While expecting upper-year students, including second-years, to manage traumatic situations with the same care as a professional is unreasonable, equipping residence dons with the proper training to handle sexual violence should be integral to every university’s sexual violence policy. Not providing dons with any proper training is unjust not only for them but also for the students who need their support.
After the allegations at Western University emerged in September, Western student Ali Ibrahim-Hirji created an Instagram post about focusing on the experience of orientation leaders on the evening of the alleged mass drugging.

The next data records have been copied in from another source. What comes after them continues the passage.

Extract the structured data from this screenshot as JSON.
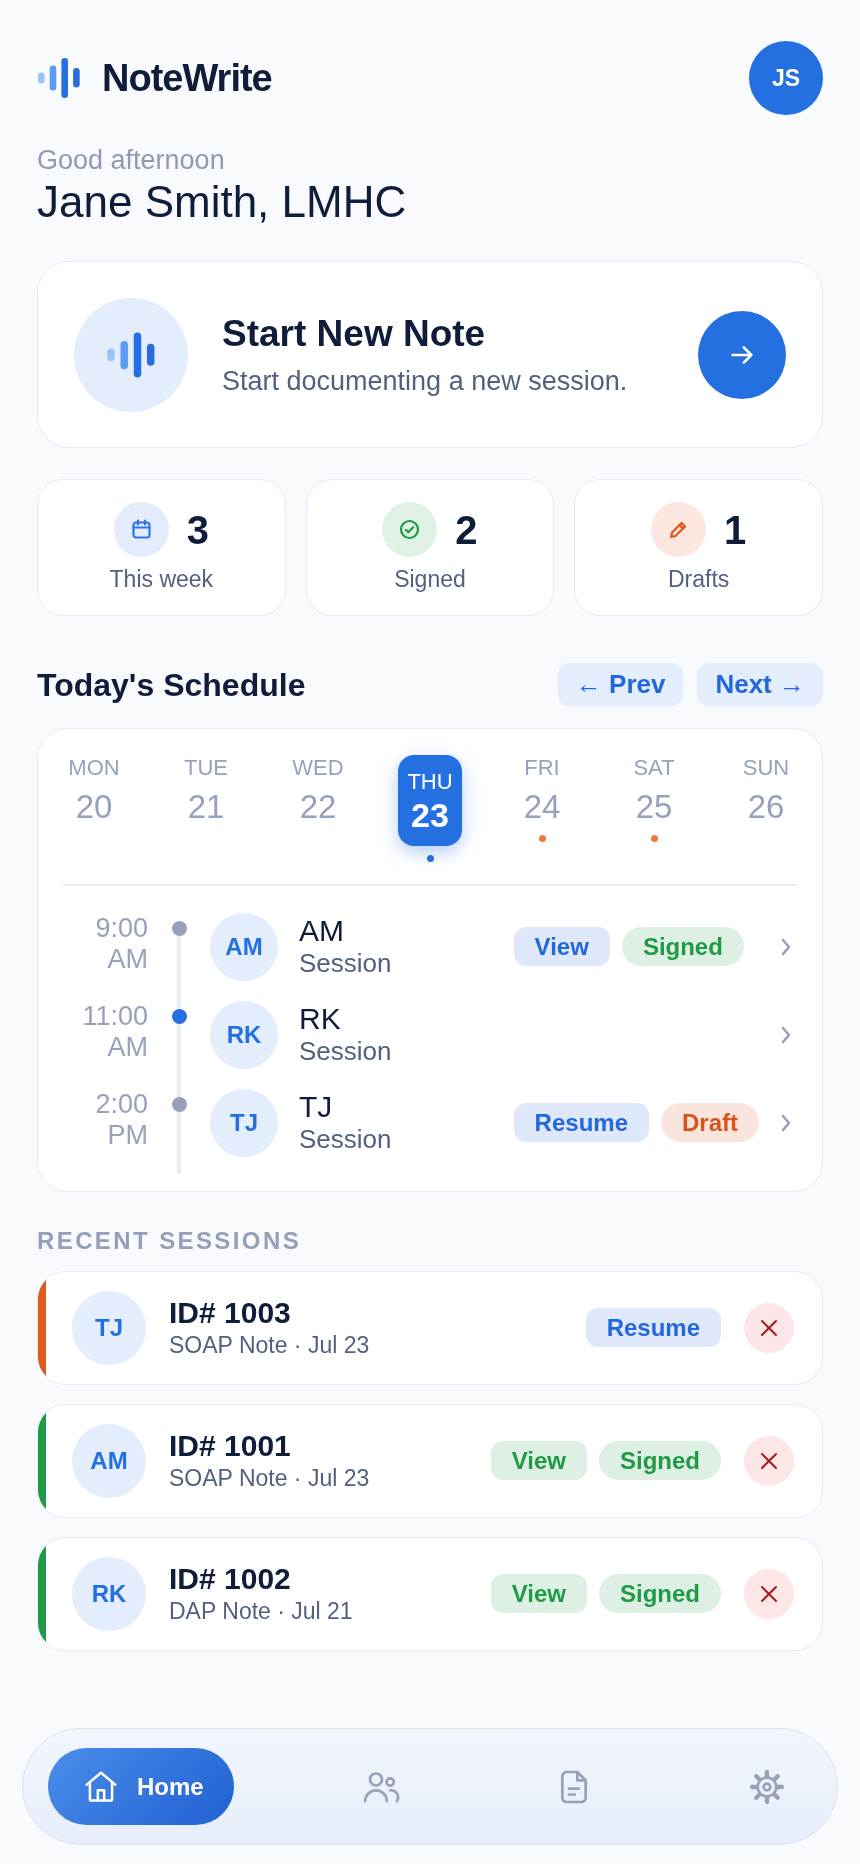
{
  "header": {
    "app_name": "NoteWrite",
    "user_initials": "JS"
  },
  "greeting": {
    "salutation": "Good afternoon",
    "name": "Jane Smith, LMHC"
  },
  "start_card": {
    "title": "Start New Note",
    "subtitle": "Start documenting a new session."
  },
  "stats": [
    {
      "value": "3",
      "label": "This week",
      "color": "#2f74e6"
    },
    {
      "value": "2",
      "label": "Signed",
      "color": "#1f9a47"
    },
    {
      "value": "1",
      "label": "Drafts",
      "color": "#e0551c"
    }
  ],
  "schedule": {
    "title": "Today's Schedule",
    "prev_label": "← Prev",
    "next_label": "Next →",
    "days": [
      {
        "weekday": "MON",
        "date": "20",
        "selected": false
      },
      {
        "weekday": "TUE",
        "date": "21",
        "selected": false
      },
      {
        "weekday": "WED",
        "date": "22",
        "selected": false
      },
      {
        "weekday": "THU",
        "date": "23",
        "selected": true,
        "color": "#2470e0"
      },
      {
        "weekday": "FRI",
        "date": "24",
        "selected": false,
        "color": "#f97342"
      },
      {
        "weekday": "SAT",
        "date": "25",
        "selected": false,
        "color": "#f97342"
      },
      {
        "weekday": "SUN",
        "date": "26",
        "selected": false
      }
    ],
    "appointments": [
      {
        "time": "9:00 AM",
        "initials": "AM",
        "name": "AM",
        "type": "Session",
        "current": false,
        "actions": [
          {
            "label": "View",
            "kind": "button",
            "color": "#2267de"
          },
          {
            "label": "Signed",
            "kind": "status",
            "color": "#1f9a47"
          }
        ]
      },
      {
        "time": "11:00 AM",
        "initials": "RK",
        "name": "RK",
        "type": "Session",
        "current": true
      },
      {
        "time": "2:00 PM",
        "initials": "TJ",
        "name": "TJ",
        "type": "Session",
        "current": false,
        "actions": [
          {
            "label": "Resume",
            "kind": "button",
            "color": "#2267de"
          },
          {
            "label": "Draft",
            "kind": "status",
            "color": "#d9531a"
          }
        ]
      }
    ]
  },
  "recent_sessions": {
    "title": "RECENT SESSIONS",
    "items": [
      {
        "initials": "TJ",
        "title": "ID# 1003",
        "details": "SOAP Note · Jul 23",
        "color": "#e05a1e",
        "actions": [
          {
            "label": "Resume",
            "kind": "button",
            "color": "#2267de"
          }
        ]
      },
      {
        "initials": "AM",
        "title": "ID# 1001",
        "details": "SOAP Note · Jul 23",
        "color": "#1f9a47",
        "actions": [
          {
            "label": "View",
            "kind": "button",
            "color": "#1f9a47"
          },
          {
            "label": "Signed",
            "kind": "status",
            "color": "#1f9a47"
          }
        ]
      },
      {
        "initials": "RK",
        "title": "ID# 1002",
        "details": "DAP Note · Jul 21",
        "color": "#1f9a47",
        "actions": [
          {
            "label": "View",
            "kind": "button",
            "color": "#1f9a47"
          },
          {
            "label": "Signed",
            "kind": "status",
            "color": "#1f9a47"
          }
        ]
      }
    ]
  },
  "nav": [
    {
      "label": "Home",
      "selected": true
    },
    {
      "selected": false
    },
    {
      "selected": false
    },
    {
      "selected": false
    }
  ]
}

In the post with 25,000 likes, Ibrahim-Hirji wrote, “What you don’t see is our team responding to our 6th gender-based violence situation of the night, and then the 11th, and then the 14th. What you don’t see is our [orientation leaders] going above and beyond to make sure that this space is safe, EVEN when that means putting themselves in danger because no one else is there to help.”
One day later, Ibrahim-Hirji posted a public apology addressed to survivors of GBSV at Western University for his post, which seemed to try to reposition a narrative that wasn’t his own, and for writing over womens’ experiences. But while it is wrong to suggest that he and the other orientation leaders shared the same trauma as survivors of GBSV, encountering sexual violence on campus is traumatic, even for those who aren’t directly affected.
Policies such as the ones Western’s Action Committee just recommended, and the ones that U of T students are begging for, would mitigate the mishandling of cases of sexual violence and, more importantly, ensure there are better and more informed resources for survivors of GBSV. These policies would not only benefit survivors but also limit the trauma of the people who lack the proper training to aid survivors who are relying on them.
The likelihood that policies against GBSV will eradicate it from university campuses entirely is small, but the goal of policies such as those proposed by U of T’s Students for Survivors campaign is to prevent GBSV as much as possible and support those who have been affected by it. Caring for the well-being of fellow students is ultimately the greatest vehicle of change and the best hope for fostering a safer campus community.
Sarah Stern is a second-year English student at Victoria College.